Over the same span of years, many of the record labels, bands and zines created by Christians seemed to grow tired of their weirdo status. They clamored to fit into the mainstream as “normal.” Eventually, this strange Christian counterculture got eaten up by mainstream culture, was repackaged and sold back to the public. But something vital seemed to get lost in that process. As with any culture shift, there are many factors that cause these changes. We hope to explore them all in this magazine. But whatever their reasons, many of these bands seemed to stop overtly articulating their faith through their music, and the weird quality of this subculture waned.
Today there are bands from this old scene trying to make comebacks, floundering in the debris of a music industry hammered to death and left at sea by the digital revolution. And there are many new bands trying to sing artfully of the hard mysteries of faith in today’s musical language. But the magazines that covered the subculture are either gone or faint shadows of their former selves. The big music festivals, those messy communal gatherings, are no more. The faith convictions of fans and musicians have changed over time.

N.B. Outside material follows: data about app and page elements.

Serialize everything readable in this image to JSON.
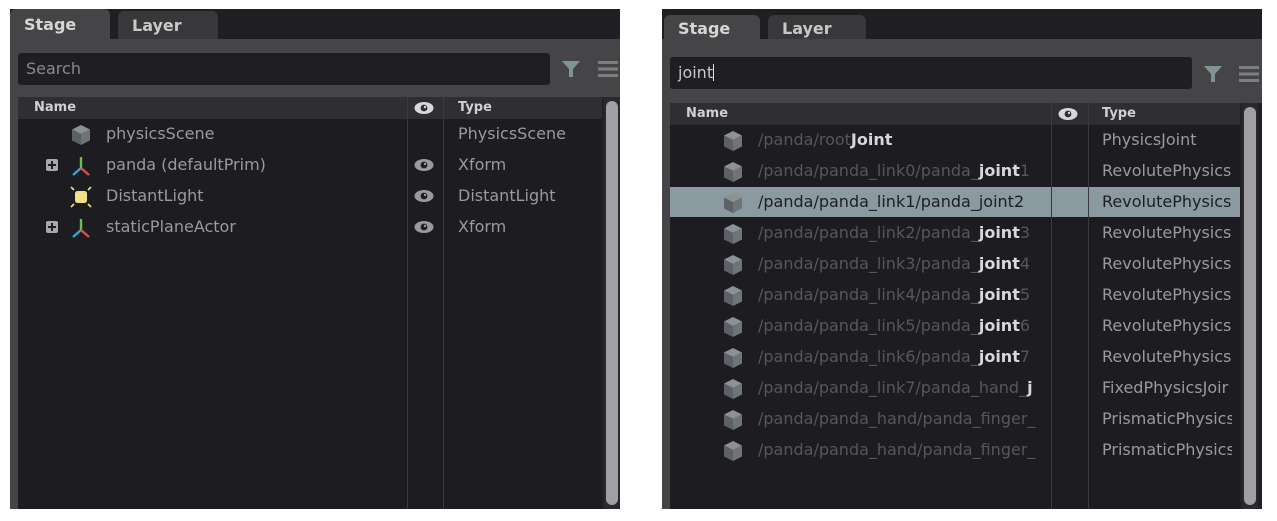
{
  "left_panel": {
    "tabs": [
      {
        "label": "Stage",
        "active": true
      },
      {
        "label": "Layer",
        "active": false
      }
    ],
    "search": {
      "value": "",
      "placeholder": "Search"
    },
    "columns": {
      "name": "Name",
      "visibility": "eye-icon",
      "type": "Type"
    },
    "rows": [
      {
        "name": "physicsScene",
        "type": "PhysicsScene",
        "icon": "cube-icon",
        "expandable": false,
        "visible_toggle": false
      },
      {
        "name": "panda (defaultPrim)",
        "type": "Xform",
        "icon": "xform-axes-icon",
        "expandable": true,
        "visible_toggle": true
      },
      {
        "name": "DistantLight",
        "type": "DistantLight",
        "icon": "light-icon",
        "expandable": false,
        "visible_toggle": true
      },
      {
        "name": "staticPlaneActor",
        "type": "Xform",
        "icon": "xform-axes-icon",
        "expandable": true,
        "visible_toggle": true
      }
    ]
  },
  "right_panel": {
    "tabs": [
      {
        "label": "Stage",
        "active": true
      },
      {
        "label": "Layer",
        "active": false
      }
    ],
    "search": {
      "value": "joint",
      "placeholder": "Search"
    },
    "columns": {
      "name": "Name",
      "visibility": "eye-icon",
      "type": "Type"
    },
    "rows": [
      {
        "prefix": "/panda/root",
        "match": "Joint",
        "suffix": "",
        "type": "PhysicsJoint",
        "selected": false
      },
      {
        "prefix": "/panda/panda_link0/panda_",
        "match": "joint",
        "suffix": "1",
        "type": "RevolutePhysics…",
        "selected": false
      },
      {
        "prefix": "/panda/panda_link1/panda_",
        "match": "joint",
        "suffix": "2",
        "type": "RevolutePhysics…",
        "selected": true
      },
      {
        "prefix": "/panda/panda_link2/panda_",
        "match": "joint",
        "suffix": "3",
        "type": "RevolutePhysics…",
        "selected": false
      },
      {
        "prefix": "/panda/panda_link3/panda_",
        "match": "joint",
        "suffix": "4",
        "type": "RevolutePhysics…",
        "selected": false
      },
      {
        "prefix": "/panda/panda_link4/panda_",
        "match": "joint",
        "suffix": "5",
        "type": "RevolutePhysics…",
        "selected": false
      },
      {
        "prefix": "/panda/panda_link5/panda_",
        "match": "joint",
        "suffix": "6",
        "type": "RevolutePhysics…",
        "selected": false
      },
      {
        "prefix": "/panda/panda_link6/panda_",
        "match": "joint",
        "suffix": "7",
        "type": "RevolutePhysics…",
        "selected": false
      },
      {
        "prefix": "/panda/panda_link7/panda_hand_",
        "match": "j",
        "suffix": "",
        "type": "FixedPhysicsJoir",
        "selected": false
      },
      {
        "prefix": "/panda/panda_hand/panda_finger_",
        "match": "",
        "suffix": "",
        "type": "PrismaticPhysics",
        "selected": false
      },
      {
        "prefix": "/panda/panda_hand/panda_finger_",
        "match": "",
        "suffix": "",
        "type": "PrismaticPhysics",
        "selected": false
      }
    ]
  },
  "colors": {
    "panel_bg": "#222226",
    "toolbar_bg": "#454548",
    "selection": "#8a9aa0",
    "filter_icon": "#7f9494"
  }
}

Whatever past fans and bands think of this subculture now, this “scene”, currently seems to lack a sense of community. And we want to call attention again to what was good and praiseworthy about the music of the past, shine a spotlight on what is weird and notable in the present, and start up the conversation again. And with a little luck and thoughtfulness, we hope to bring some depth to the conversation and emphasize the serious and expansive teachings and experiences of thinkers, philosophers, and writers who have considered Christian faith.

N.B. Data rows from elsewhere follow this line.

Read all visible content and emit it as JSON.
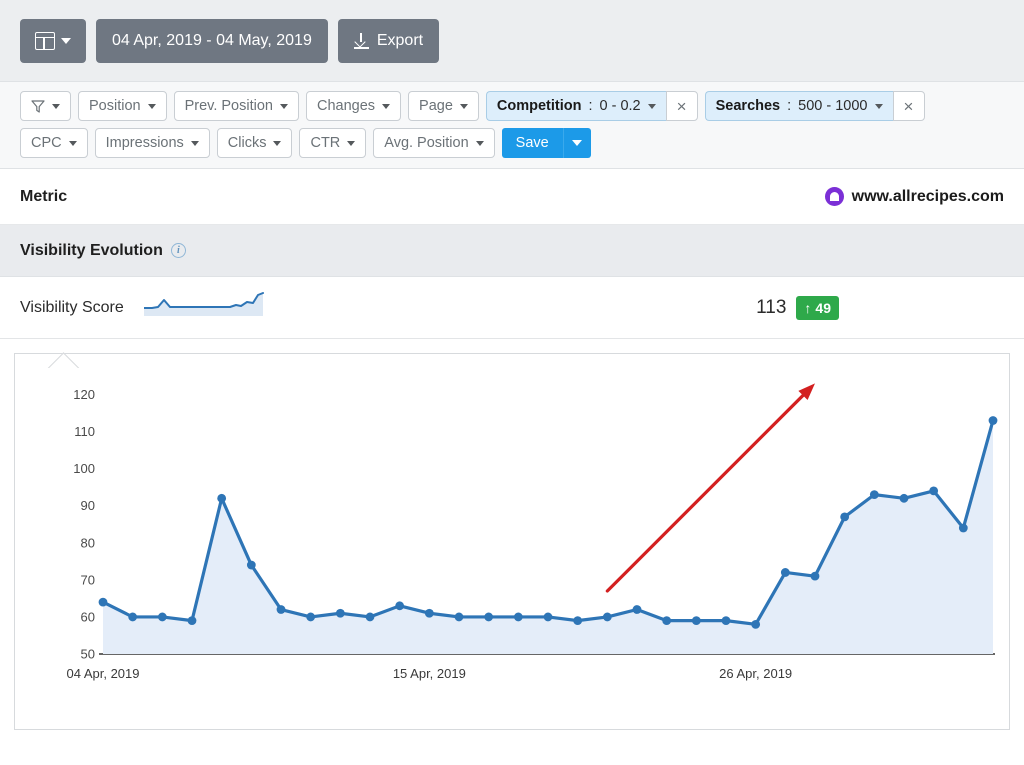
{
  "toolbar": {
    "layout_icon": "grid-layout-icon",
    "date_range": "04 Apr, 2019 - 04 May, 2019",
    "export_label": "Export",
    "export_icon": "download-icon"
  },
  "filters": {
    "funnel_icon": "funnel-icon",
    "row1": [
      {
        "label": "Position"
      },
      {
        "label": "Prev. Position"
      },
      {
        "label": "Changes"
      },
      {
        "label": "Page"
      }
    ],
    "active": [
      {
        "name": "Competition",
        "sep": " : ",
        "value": "0 - 0.2",
        "close": "×"
      },
      {
        "name": "Searches",
        "sep": " : ",
        "value": "500 - 1000",
        "close": "×"
      }
    ],
    "row2": [
      {
        "label": "CPC"
      },
      {
        "label": "Impressions"
      },
      {
        "label": "Clicks"
      },
      {
        "label": "CTR"
      },
      {
        "label": "Avg. Position"
      }
    ],
    "save_label": "Save"
  },
  "metric_header": {
    "label": "Metric",
    "domain": "www.allrecipes.com",
    "favicon_color": "#7b2fd6"
  },
  "section": {
    "title": "Visibility Evolution",
    "info_icon": "info-icon",
    "info_glyph": "i"
  },
  "score": {
    "label": "Visibility Score",
    "value": "113",
    "change_arrow": "↑",
    "change_value": "49",
    "badge_color": "#2ea94a"
  },
  "chart_data": {
    "type": "line",
    "title": "Visibility Evolution",
    "xlabel": "",
    "ylabel": "Visibility Score",
    "ylim": [
      50,
      125
    ],
    "yticks": [
      50,
      60,
      70,
      80,
      90,
      100,
      110,
      120
    ],
    "xtick_labels": [
      "04 Apr, 2019",
      "15 Apr, 2019",
      "26 Apr, 2019"
    ],
    "xtick_indices": [
      0,
      11,
      22
    ],
    "grid": false,
    "legend": null,
    "line_color": "#2e75b6",
    "fill_color": "#e4edf9",
    "marker_color": "#2e75b6",
    "annotation": {
      "type": "arrow",
      "color": "#d32020",
      "from_index": 17,
      "from_value": 67,
      "to_index": 24,
      "to_value": 123
    },
    "x": [
      "04 Apr, 2019",
      "05 Apr, 2019",
      "06 Apr, 2019",
      "07 Apr, 2019",
      "08 Apr, 2019",
      "09 Apr, 2019",
      "10 Apr, 2019",
      "11 Apr, 2019",
      "12 Apr, 2019",
      "13 Apr, 2019",
      "14 Apr, 2019",
      "15 Apr, 2019",
      "16 Apr, 2019",
      "17 Apr, 2019",
      "18 Apr, 2019",
      "19 Apr, 2019",
      "20 Apr, 2019",
      "21 Apr, 2019",
      "22 Apr, 2019",
      "23 Apr, 2019",
      "24 Apr, 2019",
      "25 Apr, 2019",
      "26 Apr, 2019",
      "27 Apr, 2019",
      "28 Apr, 2019",
      "29 Apr, 2019",
      "30 Apr, 2019",
      "01 May, 2019",
      "02 May, 2019",
      "03 May, 2019",
      "04 May, 2019"
    ],
    "values": [
      64,
      60,
      60,
      59,
      92,
      74,
      62,
      60,
      61,
      60,
      63,
      61,
      60,
      60,
      60,
      60,
      59,
      60,
      62,
      59,
      59,
      59,
      58,
      72,
      71,
      87,
      93,
      92,
      94,
      84,
      113
    ]
  }
}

Christians who take an interest in underground culture are oddballs. You can call it whatever you want. Maybe you think something like “Christian death metal” is an oxymoron. The equivalent of non-alcoholic beer. And you might be right. But then think about the oddness of the Christian tradition. The Hebrew and Christian Scriptures, the prophets, the Gospels, and the letters of the apostle Paul and the apostles show the God of the Bible to be one of strange mystery. Yahweh’s name couldn’t even be written or spoken. The story of God’s chosen people is counter-intuitive, and full of total human failure. And yet these people’s God continually and lovingly pursued them despite their obvious flaws. Later, Jesus’s message came in odd parables about hidden treasure and tiny seeds or pearls, so that only “those with ears to hear” could hear. He told his followers they would always be hated; in essence, always the weirdos. The story of Jesus dying on the cross is articulated by the apostle Paul as a victory somehow. Though at face value the cross looks on the outside like the utter defeat of a well-intentioned holy man. But then Paul repeatedly spoke of Christ and the gospel as a stumbling block, an offense…foolishness.
The point is Jesus and the Christian faith are strange. Couple that strangeness with pop music and–better yet–underground music, and you have a weirdness cocktail we think is worthy of conversation. It’s out of this point of view that BEHOLD! is born. It’s our aim to revive community around the strange phenomenon of all those past and present who make counter-subcultural, intellectual, literary, visual, and musical art in orbit around the figure of Jesus Christ. And we hope to cover these subjects even better than has been done before.
As Editor in Chief my personal view is merely one of many. Not particularly more valid than any other, just mine. Whether fundamentalist, progressive, evangelical, catholic, agnostic, mystical, even atheist…everybody on the Jesus spectrum has a welcome point of view in BEHOLD! We just want to do our part and Keep Jesus Weird.
–Josh Spencer, Publisher & Editor In Chief